— Task item —
Of all the lines in the records below, copy only those that contain the string "icon".

— Supplied records —
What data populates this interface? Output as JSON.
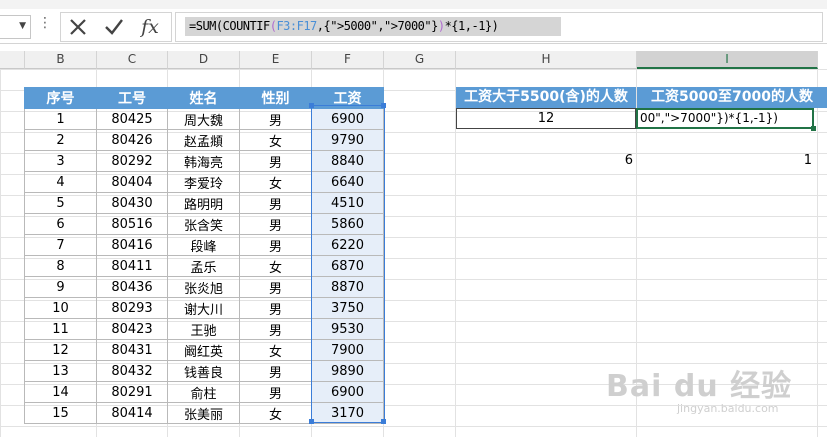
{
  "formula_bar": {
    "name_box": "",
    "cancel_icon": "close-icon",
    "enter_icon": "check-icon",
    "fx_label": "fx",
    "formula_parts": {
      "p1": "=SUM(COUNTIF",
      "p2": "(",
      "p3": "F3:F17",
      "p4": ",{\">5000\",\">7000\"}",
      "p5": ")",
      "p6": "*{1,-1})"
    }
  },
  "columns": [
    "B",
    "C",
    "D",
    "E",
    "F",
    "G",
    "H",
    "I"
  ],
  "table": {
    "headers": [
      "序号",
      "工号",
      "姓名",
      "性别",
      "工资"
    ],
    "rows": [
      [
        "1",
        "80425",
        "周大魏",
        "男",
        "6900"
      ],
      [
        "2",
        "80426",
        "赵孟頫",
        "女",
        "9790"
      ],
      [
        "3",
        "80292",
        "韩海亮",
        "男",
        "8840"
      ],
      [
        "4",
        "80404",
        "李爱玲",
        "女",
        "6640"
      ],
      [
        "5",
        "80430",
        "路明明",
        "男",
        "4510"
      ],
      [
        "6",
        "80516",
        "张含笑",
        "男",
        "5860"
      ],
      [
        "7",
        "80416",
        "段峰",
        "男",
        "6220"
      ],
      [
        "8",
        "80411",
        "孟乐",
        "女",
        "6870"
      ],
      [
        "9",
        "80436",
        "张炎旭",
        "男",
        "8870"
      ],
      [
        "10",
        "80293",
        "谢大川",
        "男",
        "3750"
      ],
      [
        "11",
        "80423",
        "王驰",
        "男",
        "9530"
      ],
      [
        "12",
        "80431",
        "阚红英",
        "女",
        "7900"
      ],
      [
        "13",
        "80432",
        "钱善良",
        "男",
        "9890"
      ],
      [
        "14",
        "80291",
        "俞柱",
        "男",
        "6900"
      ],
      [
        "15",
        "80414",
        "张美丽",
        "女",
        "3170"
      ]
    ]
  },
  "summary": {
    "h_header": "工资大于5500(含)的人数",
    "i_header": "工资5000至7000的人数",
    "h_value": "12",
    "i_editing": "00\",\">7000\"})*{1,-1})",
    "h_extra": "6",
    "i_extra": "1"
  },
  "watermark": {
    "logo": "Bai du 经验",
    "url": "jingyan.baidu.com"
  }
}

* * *

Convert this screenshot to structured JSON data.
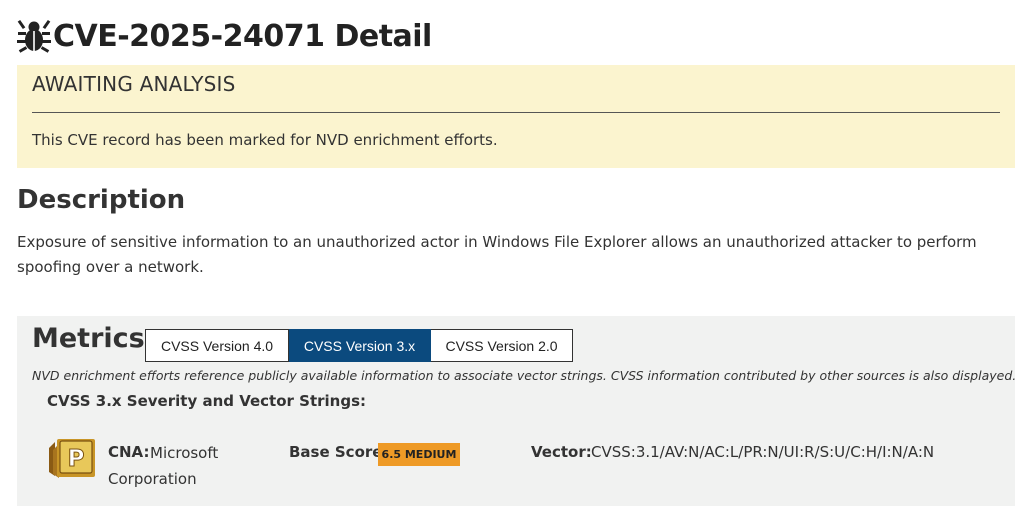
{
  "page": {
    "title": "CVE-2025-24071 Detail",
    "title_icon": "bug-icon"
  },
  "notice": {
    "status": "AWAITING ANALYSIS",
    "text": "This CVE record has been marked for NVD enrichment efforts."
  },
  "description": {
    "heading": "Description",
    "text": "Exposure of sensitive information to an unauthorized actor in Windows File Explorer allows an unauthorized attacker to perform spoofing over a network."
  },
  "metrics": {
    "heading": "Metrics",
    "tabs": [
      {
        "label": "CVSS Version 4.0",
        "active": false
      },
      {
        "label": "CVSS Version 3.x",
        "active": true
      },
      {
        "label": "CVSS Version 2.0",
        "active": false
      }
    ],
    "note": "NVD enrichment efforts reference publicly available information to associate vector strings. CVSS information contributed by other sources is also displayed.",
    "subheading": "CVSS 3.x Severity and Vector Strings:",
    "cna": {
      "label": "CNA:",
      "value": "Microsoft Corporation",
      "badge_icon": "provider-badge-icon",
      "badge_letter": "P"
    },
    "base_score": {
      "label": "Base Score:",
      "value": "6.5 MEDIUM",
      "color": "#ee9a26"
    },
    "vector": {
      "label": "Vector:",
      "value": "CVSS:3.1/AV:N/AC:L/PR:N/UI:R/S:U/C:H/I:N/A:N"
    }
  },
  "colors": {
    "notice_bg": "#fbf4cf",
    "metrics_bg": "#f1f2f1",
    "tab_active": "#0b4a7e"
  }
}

— Result for this task —
    "cancel_icon": "close-icon",
    "enter_icon": "check-icon",
    "title_icon": "bug-icon"
      "badge_icon": "provider-badge-icon",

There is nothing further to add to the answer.